Sort through the listing below and keep each line with the word "received". Copy those.

━━━

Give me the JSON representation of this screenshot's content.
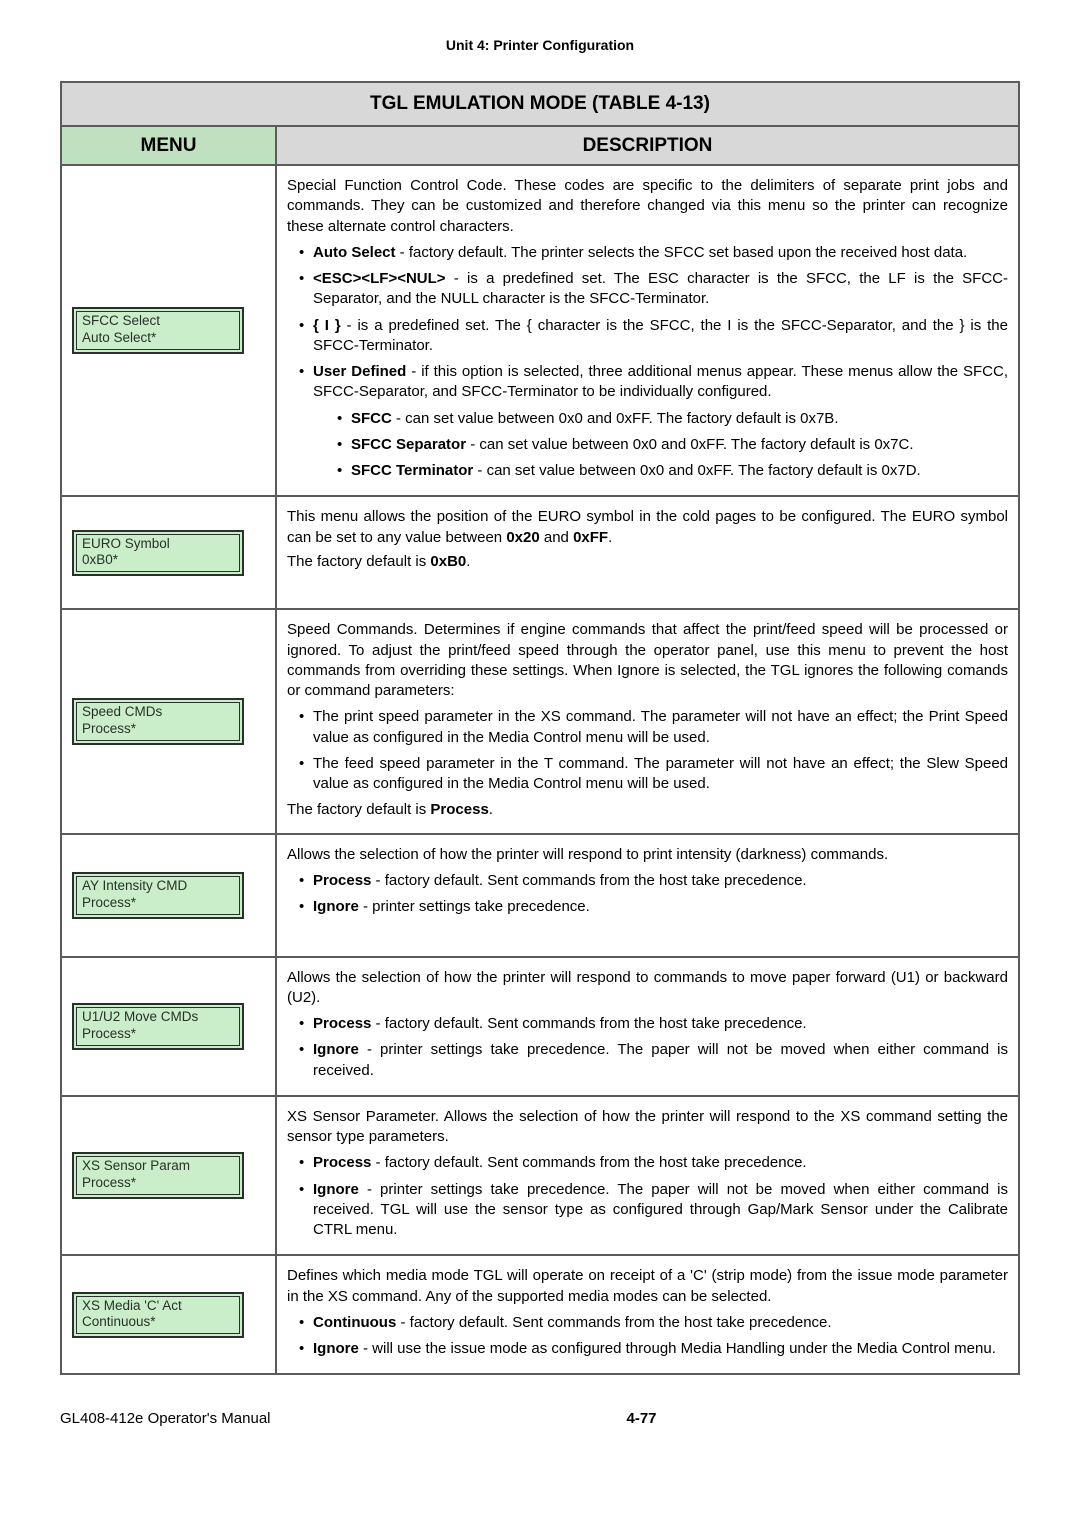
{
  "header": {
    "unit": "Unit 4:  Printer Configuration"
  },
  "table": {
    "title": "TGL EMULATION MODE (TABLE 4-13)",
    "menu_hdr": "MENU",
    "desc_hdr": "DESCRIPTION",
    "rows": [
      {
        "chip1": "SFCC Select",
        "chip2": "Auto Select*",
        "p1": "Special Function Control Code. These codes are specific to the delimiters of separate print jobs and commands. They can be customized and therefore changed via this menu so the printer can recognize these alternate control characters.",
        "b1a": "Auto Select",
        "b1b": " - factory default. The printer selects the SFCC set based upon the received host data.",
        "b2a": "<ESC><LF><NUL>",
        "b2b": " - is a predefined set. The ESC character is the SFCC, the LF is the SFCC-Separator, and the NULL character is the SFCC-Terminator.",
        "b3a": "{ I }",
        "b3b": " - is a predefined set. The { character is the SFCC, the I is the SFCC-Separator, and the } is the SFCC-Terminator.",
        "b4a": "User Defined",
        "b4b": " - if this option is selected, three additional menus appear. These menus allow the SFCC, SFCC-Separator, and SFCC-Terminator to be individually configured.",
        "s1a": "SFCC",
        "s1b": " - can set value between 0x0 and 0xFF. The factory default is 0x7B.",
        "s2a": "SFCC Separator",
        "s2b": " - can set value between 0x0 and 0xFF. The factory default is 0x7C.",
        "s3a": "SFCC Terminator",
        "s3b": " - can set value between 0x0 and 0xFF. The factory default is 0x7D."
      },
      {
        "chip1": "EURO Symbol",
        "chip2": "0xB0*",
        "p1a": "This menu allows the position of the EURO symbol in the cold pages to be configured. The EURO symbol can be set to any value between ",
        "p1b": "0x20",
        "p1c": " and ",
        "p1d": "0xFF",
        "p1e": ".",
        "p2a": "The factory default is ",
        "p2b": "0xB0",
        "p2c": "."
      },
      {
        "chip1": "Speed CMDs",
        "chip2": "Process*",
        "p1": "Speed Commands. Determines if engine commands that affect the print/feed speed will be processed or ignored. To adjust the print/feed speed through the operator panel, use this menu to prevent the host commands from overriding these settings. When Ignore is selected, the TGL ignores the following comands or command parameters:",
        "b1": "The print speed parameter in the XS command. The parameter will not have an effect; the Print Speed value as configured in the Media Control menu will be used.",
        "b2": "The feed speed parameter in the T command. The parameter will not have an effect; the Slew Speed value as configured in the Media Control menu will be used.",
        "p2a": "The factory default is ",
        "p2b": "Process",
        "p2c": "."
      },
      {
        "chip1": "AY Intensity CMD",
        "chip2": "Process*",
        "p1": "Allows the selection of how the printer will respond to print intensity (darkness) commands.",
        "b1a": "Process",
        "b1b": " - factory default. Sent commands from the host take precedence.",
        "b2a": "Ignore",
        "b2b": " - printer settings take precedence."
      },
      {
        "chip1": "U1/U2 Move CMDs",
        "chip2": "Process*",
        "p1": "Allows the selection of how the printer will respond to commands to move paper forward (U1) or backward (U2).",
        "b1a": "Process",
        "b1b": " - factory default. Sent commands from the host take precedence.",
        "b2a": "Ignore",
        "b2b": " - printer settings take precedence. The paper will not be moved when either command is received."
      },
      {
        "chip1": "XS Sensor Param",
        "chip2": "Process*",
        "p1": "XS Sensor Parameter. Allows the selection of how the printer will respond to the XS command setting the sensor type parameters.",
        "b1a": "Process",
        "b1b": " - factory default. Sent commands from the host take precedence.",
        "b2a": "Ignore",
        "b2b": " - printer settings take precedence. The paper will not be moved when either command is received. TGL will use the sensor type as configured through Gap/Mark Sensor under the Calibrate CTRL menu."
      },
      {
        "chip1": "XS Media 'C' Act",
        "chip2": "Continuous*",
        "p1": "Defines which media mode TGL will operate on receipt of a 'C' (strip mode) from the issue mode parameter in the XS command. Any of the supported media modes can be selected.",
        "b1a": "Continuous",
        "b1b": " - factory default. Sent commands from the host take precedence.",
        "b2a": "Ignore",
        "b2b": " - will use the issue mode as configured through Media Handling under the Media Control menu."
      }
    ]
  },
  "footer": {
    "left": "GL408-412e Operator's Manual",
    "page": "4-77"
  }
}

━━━

**Exercise answer**.
        "b1b": " - factory default. The printer selects the SFCC set based upon the received host data.",
        "b2b": " - printer settings take precedence. The paper will not be moved when either command is received."
        "b2b": " - printer settings take precedence. The paper will not be moved when either command is received. TGL will use the sensor type as configured through Gap/Mark Sensor under the Calibrate CTRL menu."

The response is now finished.